The crisis deepens for the global coal industry.
In the US, the world’s largest privately owned coal mining company Peabody filed for bankruptcy, taking the number of coal company collapses in the world’s biggest energy economy to 50.
In China, coal consumption may have peaked and coal imports have fallen 30 per cent in the past year. In the meantime, China has become the first economy to invest $US100 billion into renewable energy in a single year.
In the UK, solar provided more electricity than coal in a single day for the first time last week.
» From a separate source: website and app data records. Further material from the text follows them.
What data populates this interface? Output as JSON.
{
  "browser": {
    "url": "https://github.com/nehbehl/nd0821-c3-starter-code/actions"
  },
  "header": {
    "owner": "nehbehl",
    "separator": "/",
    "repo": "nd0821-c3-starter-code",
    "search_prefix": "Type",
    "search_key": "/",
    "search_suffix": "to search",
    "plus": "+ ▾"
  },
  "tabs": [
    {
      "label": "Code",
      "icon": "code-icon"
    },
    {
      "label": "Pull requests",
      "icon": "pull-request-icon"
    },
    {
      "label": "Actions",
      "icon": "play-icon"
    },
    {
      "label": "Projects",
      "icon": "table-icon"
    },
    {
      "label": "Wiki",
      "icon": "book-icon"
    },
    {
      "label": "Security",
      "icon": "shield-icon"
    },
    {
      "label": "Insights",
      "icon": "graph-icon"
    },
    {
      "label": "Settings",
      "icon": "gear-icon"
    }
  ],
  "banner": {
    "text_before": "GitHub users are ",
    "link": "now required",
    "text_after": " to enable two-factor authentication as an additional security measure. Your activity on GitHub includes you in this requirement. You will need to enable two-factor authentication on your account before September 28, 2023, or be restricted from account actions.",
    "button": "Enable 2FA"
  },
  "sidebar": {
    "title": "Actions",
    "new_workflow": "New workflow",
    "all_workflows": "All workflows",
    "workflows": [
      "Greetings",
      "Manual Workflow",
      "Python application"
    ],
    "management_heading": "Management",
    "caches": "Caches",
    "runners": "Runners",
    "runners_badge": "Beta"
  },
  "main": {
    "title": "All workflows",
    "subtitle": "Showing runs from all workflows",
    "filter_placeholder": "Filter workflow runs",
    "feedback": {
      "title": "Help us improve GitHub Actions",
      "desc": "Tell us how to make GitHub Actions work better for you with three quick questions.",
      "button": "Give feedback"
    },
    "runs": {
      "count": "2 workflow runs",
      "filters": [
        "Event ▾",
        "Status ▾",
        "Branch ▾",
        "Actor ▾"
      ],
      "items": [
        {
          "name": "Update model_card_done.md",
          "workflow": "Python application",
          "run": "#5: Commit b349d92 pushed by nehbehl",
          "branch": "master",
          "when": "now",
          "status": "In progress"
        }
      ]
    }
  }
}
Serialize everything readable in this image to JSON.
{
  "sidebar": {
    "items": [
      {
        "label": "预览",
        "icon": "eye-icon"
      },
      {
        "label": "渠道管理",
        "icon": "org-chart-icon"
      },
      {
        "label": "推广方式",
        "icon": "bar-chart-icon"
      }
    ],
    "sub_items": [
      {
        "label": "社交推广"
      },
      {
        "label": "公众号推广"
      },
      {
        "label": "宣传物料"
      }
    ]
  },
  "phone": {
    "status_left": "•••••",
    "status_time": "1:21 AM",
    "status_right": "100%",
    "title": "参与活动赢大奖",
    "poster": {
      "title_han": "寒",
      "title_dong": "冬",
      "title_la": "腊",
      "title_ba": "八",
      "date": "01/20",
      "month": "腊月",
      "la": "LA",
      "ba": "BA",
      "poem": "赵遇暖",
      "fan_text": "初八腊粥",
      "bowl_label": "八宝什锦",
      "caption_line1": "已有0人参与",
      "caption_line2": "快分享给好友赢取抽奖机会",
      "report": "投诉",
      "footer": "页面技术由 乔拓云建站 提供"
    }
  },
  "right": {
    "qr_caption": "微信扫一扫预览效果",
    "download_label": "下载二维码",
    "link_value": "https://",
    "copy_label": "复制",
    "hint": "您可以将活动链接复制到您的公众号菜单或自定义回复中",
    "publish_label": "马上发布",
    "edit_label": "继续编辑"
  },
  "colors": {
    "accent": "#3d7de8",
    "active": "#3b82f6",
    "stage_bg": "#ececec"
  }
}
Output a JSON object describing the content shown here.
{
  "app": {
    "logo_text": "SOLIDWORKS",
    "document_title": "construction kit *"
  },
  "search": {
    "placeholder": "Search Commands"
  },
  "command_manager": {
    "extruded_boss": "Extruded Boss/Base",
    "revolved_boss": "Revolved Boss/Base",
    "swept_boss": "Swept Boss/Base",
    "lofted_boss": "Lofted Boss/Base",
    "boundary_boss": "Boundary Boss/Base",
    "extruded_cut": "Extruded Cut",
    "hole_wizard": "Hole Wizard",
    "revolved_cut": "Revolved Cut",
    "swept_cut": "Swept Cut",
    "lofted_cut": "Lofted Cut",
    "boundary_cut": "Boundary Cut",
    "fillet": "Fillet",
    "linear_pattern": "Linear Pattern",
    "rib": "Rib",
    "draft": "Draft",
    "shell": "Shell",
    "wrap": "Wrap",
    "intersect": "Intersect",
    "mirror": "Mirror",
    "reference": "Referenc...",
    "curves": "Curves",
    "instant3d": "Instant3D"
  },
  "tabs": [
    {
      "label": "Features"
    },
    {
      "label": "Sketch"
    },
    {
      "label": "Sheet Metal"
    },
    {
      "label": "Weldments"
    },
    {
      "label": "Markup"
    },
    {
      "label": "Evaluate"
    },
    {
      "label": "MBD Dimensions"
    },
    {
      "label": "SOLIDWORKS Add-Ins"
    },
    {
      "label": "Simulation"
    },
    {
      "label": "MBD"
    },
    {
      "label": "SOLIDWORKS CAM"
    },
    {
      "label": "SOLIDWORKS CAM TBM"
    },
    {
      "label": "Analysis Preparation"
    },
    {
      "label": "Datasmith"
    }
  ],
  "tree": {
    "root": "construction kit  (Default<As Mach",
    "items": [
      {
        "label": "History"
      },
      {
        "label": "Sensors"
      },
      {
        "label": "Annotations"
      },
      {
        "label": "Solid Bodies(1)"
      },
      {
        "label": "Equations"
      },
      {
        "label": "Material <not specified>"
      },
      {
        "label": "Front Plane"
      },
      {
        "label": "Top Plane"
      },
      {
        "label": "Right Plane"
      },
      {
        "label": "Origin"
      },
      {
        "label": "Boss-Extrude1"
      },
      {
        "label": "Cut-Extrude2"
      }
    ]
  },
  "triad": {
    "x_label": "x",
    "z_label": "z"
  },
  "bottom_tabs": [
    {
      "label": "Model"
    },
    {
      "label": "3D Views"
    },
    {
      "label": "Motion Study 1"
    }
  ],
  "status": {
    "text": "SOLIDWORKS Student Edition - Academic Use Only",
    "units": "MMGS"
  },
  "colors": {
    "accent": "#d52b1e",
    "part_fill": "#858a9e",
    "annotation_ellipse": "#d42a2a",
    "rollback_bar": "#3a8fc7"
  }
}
It continues a trend that means that coal usage in the UK – where the coal-powered industrial revolution started in the 18th century – is now at the lowest it has been since 1860.
“This is the story of coal writ large,” said Michael Liebrich, the founder of Bloomberg New Energy Finance last week, noting that coal use is due to cease within a decade. “And this — this is the future of coal.”
And amid all this, a new report by European consultants Ecofys concludes that there is no place for coal, not even “clean coal” in a world that aims to keep average global warming well below 2C, as more than 190 countries agreed at the Paris climate conference.
But as environment minister Greg Hunt prepares to fly to New York next week to sign that agreement, Australia refuses to believe that anything can deter its intention to dig up every turn of coal and burn every molecule of gas, as the most recent energy minister Ian Macfarlane infamously boasted.
The collapse of Peabody holds some irony for Australia, because it was its purchase of Australia’s Macarthur Coal, for $5 billion, that helped push up its debt levels and leave it vulnerable to a change in the industry’s fortunes. And the coal industry, like the politicians and the lobbyists that support it, still believe a change is at hand.
The energy minister Josh Frydenberg said he saw no impacts from the Peabody collapse, a comment either prompted or echoed by the Minerals Council, which said “there were no implications” for Australia from the Peabody collapse, and in fact the outlook for the industry was improving.
But only if you completely ignore climate change. The Ecofys report shows that any coal-fired power generation – including those using new technologies (dubbed “clean coal”) – will take the world off course from the internationally agreed target of keeping temperature rise well below 2°C above pre-industrial levels.
The fall of Peabody is a totemic moment for the coal industry. Coal companies have been collapsing in increasing numbers since the market turned in 2012, but over the last 12 months it has claimed bigger and bigger victims – the $5 billion Walter Energy, the $10 billion Alpha Coal, and the $10 billion Arch Coal.
Peabody’s collapse has been spectacular. In April, 2011, its share price was more than $US1,090. It then collapsed to just $2.07 a share. The concern is now that its collapse will add to the growing number of mines whose rehabilitation will now have to be funded by the taxpayer.
Peabody and other coal companies have been fighting both the science of climate change, and the regulations and policies designed to resist pollution.
This has been going on for a long time. The Guardian reported this week that the Stanford Research Institute presented a report to the American Petroleum Institute in 1968 that warned the release of carbon dioxide from burning fossil fuels could carry an array of harmful consequences for the planet. Yet the oil industry continued to fight it.
Last year, it was revealed that ExxonMobil, the world’s largest oil company, knew of climate change as early as 1981, only to spend millions of dollars over the following 27 years to promote climate denial. The exposure of this prior knowledge has been led by Inside Climate News.
Greens deputy leader and climate spokesperson Larissa Waters spotted this little them, from the local paper in Braidwood from 1910, which suggested that emissions from fossil fuels would create a “blanket for the earth” and increase temperatures, and lead to significant issues a century or two later.
And more than a century later, the industry continues to pretend that it is not happening. BP, for instance, wants to drill for oil in the Great Australian Bight.
A new report from German-based Climate Analytics describes this planned oil venture as the world’s “next great carbon bomb”.
It said it would annihilate Australia’s carbon budget, producing the equivalent of nearly eight times Australia’s 2013 carbon dioxide (C02) emissions from fossil fuels, and blow the country’s remaining C02 emissions budget to 2050.